The very first Porsche nameplate was designed based on the same platform as the VW Beetle. Named the ‘Porsche 64’ and released in 1938, the model’s unique design and upscale vibe immediately caught on with buyers. Of course, the company’s growth was impeded when the war began, forcing Porsche to develop tanks instead of automobiles. However, the company bounced back as early as 1947, when the Grand Prix racing car made its debut. Shortly after, in ‘48, Ferdinand’s son Ferry Porsche created the company’s first-ever sports car – the 356.
By the 60s, the Porsche family was designing and producing popular sports cars that debuted with much anticipation at the Frankfurt International Auto Show every year. Then, in 1964, a legend was born when the first-ever Porsche 911 made its first splash in the industry. Over the next few decades, Porsche continued to expand and innovate in its lineup, until the Porsche 911 Turbo released in 1995 was the first vehicle to ever have onboard computer diagnosis, something that would revolutionize the auto service industry.

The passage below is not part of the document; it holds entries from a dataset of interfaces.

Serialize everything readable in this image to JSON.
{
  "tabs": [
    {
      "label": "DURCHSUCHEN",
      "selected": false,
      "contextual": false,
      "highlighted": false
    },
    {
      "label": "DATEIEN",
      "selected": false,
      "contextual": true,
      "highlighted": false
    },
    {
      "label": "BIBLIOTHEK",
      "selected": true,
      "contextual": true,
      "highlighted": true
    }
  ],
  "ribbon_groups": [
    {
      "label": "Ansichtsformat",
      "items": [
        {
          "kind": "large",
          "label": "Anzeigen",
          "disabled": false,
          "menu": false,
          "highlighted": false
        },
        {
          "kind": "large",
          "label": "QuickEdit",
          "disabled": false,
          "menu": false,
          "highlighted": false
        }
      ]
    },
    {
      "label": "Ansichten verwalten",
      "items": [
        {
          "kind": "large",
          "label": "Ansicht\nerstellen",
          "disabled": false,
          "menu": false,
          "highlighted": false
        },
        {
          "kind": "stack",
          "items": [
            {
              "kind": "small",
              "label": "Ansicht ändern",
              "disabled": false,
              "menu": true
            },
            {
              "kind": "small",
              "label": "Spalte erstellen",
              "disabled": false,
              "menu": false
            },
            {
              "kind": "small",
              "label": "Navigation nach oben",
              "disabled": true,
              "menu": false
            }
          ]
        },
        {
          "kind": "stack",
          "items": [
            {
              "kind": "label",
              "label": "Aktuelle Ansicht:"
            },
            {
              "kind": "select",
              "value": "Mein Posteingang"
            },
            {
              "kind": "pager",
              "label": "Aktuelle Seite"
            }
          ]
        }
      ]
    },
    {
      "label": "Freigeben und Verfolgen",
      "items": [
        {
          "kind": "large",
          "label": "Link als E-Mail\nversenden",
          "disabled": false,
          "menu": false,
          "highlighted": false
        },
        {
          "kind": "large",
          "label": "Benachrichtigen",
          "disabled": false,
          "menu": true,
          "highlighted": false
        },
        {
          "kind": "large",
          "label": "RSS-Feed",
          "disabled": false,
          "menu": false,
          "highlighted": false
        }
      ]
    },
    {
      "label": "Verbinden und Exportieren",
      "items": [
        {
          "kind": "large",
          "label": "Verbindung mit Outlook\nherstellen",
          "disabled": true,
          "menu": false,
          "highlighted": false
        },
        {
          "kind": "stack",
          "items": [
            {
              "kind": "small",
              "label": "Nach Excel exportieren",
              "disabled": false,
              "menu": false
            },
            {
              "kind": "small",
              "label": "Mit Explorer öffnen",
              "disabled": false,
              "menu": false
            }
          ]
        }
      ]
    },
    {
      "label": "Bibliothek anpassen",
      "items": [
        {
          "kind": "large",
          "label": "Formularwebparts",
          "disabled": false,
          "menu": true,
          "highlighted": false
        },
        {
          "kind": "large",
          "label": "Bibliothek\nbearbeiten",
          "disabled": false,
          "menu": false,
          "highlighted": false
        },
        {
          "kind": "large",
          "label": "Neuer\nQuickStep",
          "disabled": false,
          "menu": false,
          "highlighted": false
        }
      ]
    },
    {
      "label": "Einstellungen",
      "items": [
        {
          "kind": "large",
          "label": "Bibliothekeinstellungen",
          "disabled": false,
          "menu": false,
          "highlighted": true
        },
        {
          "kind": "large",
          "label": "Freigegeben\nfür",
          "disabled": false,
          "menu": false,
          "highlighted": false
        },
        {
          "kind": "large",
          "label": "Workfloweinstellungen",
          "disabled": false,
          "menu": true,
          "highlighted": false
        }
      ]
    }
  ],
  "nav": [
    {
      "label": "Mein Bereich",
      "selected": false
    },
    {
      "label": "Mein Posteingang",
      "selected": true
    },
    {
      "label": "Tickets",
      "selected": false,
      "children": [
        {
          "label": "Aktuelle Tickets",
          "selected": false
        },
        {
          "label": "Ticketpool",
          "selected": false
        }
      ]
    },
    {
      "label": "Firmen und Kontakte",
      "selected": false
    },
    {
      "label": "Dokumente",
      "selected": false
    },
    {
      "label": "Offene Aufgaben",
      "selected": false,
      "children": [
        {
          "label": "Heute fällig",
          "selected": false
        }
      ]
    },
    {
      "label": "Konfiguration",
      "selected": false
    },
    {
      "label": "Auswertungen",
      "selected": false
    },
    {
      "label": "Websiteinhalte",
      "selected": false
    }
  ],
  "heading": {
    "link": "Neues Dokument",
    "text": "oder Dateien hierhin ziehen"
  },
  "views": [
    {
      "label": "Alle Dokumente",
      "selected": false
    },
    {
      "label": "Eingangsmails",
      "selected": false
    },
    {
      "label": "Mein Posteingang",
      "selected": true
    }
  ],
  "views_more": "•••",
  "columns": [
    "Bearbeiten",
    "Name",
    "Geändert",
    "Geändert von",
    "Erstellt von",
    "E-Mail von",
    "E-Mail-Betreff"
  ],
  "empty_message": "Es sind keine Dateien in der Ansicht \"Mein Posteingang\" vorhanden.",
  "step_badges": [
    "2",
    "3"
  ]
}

Still to this day, Porsche has maintained its status in the industry as a producer of unparalleled supercars and racing innovations. While it has many nameplates besides just the Porsche 911, the 911 is perhaps the most iconic and versatile model under the brand’s name, with over twenty-one different models and seven trim levels.